What are the Principles of Auditory-Verbal Therapy?
Principle 1: Promote the early diagnosis of hearing loss in newborns. Infants can be fitted with hearing aids by about four weeks of age. If a newborn fails a screening, testing and diagnosis by an audiologist and the ordering hearing aids usually takes about four weeks if it all happens quickly. Do not let anyone tell you we cannot fit hearing aids on young infants.
Principle 2: Immediate assessment and use of appropriate state-of-the-art hearing technology to obtain maximal benefit from auditory stimulation. Children need to be appropriately fitted with optimal settings. There are still many children with hearing aids who are underamplified.
Principle 3: Guide and coach the parents to help their child use hearing as the primary sensory modality in developing spoken language without the use of sign or an emphasis on speech reading or lip-reading. There needs to be high expectations for listening and that need to be communicated to the parents.
Principle 4: Guide and coach parents as the primary facilitators of their child's listening and spoken language development through active, consistent participation in individualized Auditory Verbal Therapy. It is critical that clinicians are comfortable coaching parents and turning over the session or the activity to them so they can learn how to be great language facilitators at home.
Principle 5: Ensure parents can take what they have learned and integrate those strategies (e.g. language targets, vocabulary, listening strategies) into daily routines at home. Parents need to become language facilitators for their child in natural interactions that are happening within the home.
Principle 6: Guide and coach parents to help their child integrate listening and spoken language into all aspects of their life.
Principle 7: Use natural developmental patterns of audition, speech and language and cognition. Clinicians should follow typical language development and measure children’s progress against typical hearing children or their typical hearing peers.
Principle 8: Guide and coach parents to help their children self-monitor spoken language through listening. Children will develop an auditory feedback loop where they start to self-monitor their own speech. Around age 5-7 children start to self-correct their own speech.
Principle 9: Formal and informal diagnostic measures should be administered to make sure appropriate planning and progress monitoring is occurring.

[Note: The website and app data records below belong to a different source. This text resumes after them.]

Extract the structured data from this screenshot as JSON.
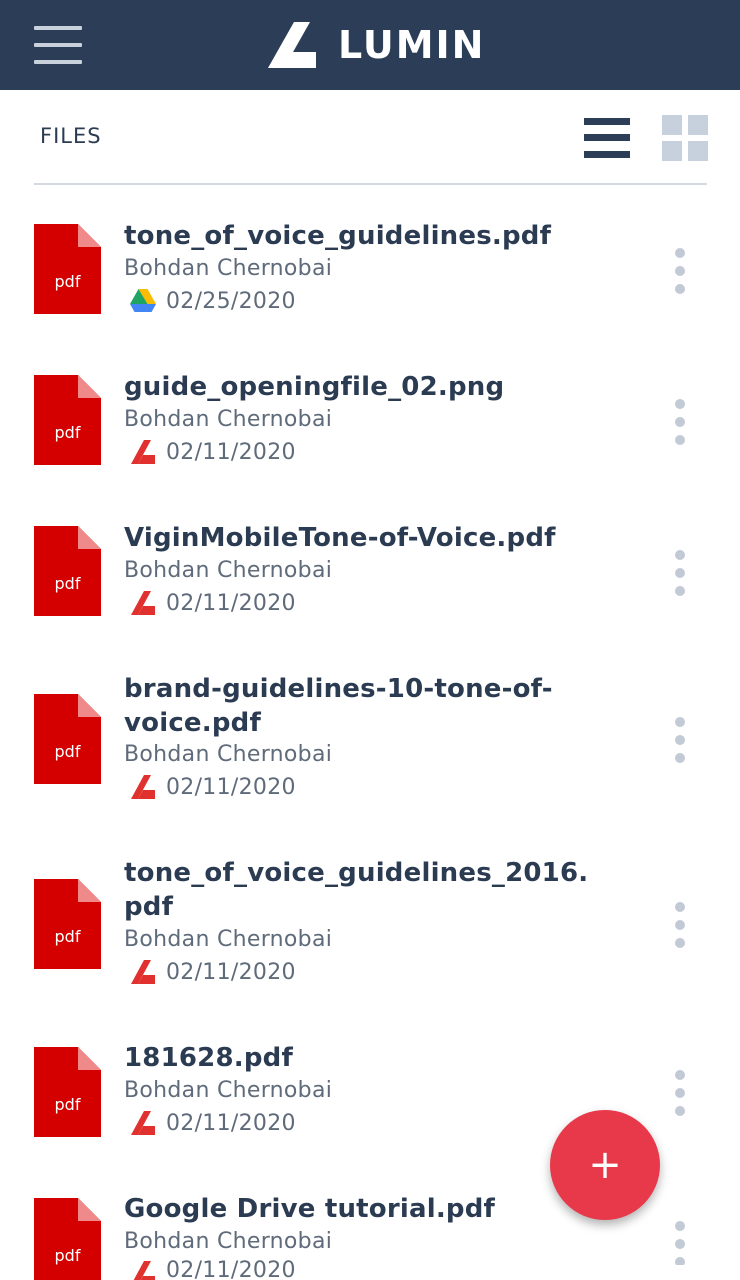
{
  "header": {
    "brand_name": "LUMIN"
  },
  "toolbar": {
    "section_label": "FILES"
  },
  "fab": {
    "label": "+"
  },
  "colors": {
    "header_bg": "#2c3e57",
    "pdf_red": "#d40000",
    "accent_red": "#e8394a",
    "text_dark": "#2b3b52",
    "text_muted": "#5f6b7a"
  },
  "files": [
    {
      "name": "tone_of_voice_guidelines.pdf",
      "owner": "Bohdan Chernobai",
      "date": "02/25/2020",
      "source": "google-drive-icon",
      "type_label": "pdf"
    },
    {
      "name": "guide_openingfile_02.png",
      "owner": "Bohdan Chernobai",
      "date": "02/11/2020",
      "source": "lumin-icon",
      "type_label": "pdf"
    },
    {
      "name": "ViginMobileTone-of-Voice.pdf",
      "owner": "Bohdan Chernobai",
      "date": "02/11/2020",
      "source": "lumin-icon",
      "type_label": "pdf"
    },
    {
      "name": "brand-guidelines-10-tone-of-\nvoice.pdf",
      "owner": "Bohdan Chernobai",
      "date": "02/11/2020",
      "source": "lumin-icon",
      "type_label": "pdf"
    },
    {
      "name": "tone_of_voice_guidelines_2016.\npdf",
      "owner": "Bohdan Chernobai",
      "date": "02/11/2020",
      "source": "lumin-icon",
      "type_label": "pdf"
    },
    {
      "name": "181628.pdf",
      "owner": "Bohdan Chernobai",
      "date": "02/11/2020",
      "source": "lumin-icon",
      "type_label": "pdf"
    },
    {
      "name": "Google Drive tutorial.pdf",
      "owner": "Bohdan Chernobai",
      "date": "02/11/2020",
      "source": "lumin-icon",
      "type_label": "pdf"
    }
  ]
}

Dr. K. Todd Houston is an Associate Professor in the School of Speech-Language Pathology and Audiology at the University of Akron. His primary areas of research include spoken language acquisition in children with hearing loss, strategies for enhancing parent engagement in the intervention process, Auditory-Verbal Therapy, cochlear implantation in children and adults, adult aural rehabilitation, and telepractice.